[Work to be completed]
In the data below, find every line with the word "drive" and copy it out.

[Material for this task]
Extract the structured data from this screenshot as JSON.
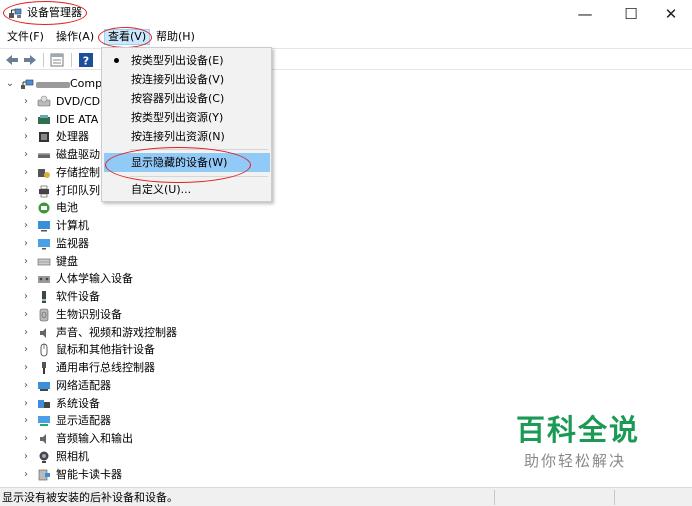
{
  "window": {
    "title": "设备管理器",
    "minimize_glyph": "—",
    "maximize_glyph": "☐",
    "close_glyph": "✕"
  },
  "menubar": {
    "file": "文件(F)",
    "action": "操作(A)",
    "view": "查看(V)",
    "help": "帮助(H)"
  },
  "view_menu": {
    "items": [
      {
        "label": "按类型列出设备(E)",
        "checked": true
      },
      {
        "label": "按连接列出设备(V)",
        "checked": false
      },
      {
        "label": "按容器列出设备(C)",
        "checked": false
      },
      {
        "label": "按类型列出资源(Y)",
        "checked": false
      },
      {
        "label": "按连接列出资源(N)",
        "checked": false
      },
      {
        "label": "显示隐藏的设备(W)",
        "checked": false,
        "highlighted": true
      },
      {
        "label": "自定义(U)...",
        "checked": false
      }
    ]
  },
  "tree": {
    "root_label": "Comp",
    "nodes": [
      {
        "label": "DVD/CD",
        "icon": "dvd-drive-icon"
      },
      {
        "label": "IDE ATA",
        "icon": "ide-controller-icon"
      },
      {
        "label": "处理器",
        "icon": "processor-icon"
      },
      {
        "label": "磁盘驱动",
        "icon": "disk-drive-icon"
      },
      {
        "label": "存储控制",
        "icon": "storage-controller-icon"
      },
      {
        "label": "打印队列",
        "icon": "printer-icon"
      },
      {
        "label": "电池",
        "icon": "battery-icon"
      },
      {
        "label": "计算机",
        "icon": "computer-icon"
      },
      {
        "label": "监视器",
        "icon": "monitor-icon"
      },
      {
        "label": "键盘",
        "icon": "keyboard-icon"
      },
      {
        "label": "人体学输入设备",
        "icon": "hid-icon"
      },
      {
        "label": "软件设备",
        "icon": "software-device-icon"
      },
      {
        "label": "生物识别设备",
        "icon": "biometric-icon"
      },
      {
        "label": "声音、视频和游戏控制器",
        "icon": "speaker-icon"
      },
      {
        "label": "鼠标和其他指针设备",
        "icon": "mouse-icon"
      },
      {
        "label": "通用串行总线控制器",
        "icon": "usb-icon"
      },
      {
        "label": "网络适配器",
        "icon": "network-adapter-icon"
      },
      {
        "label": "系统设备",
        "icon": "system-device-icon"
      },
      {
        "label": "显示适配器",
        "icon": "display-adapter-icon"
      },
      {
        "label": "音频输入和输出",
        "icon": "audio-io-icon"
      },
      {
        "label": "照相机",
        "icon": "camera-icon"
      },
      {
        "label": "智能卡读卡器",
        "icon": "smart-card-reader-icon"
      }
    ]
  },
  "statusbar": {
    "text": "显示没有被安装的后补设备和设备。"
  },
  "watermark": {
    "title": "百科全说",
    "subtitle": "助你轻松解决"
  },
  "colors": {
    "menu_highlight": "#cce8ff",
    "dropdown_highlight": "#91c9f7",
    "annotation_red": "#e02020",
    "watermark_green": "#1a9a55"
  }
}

[Result]
        "icon": "dvd-drive-icon"
        "icon": "disk-drive-icon"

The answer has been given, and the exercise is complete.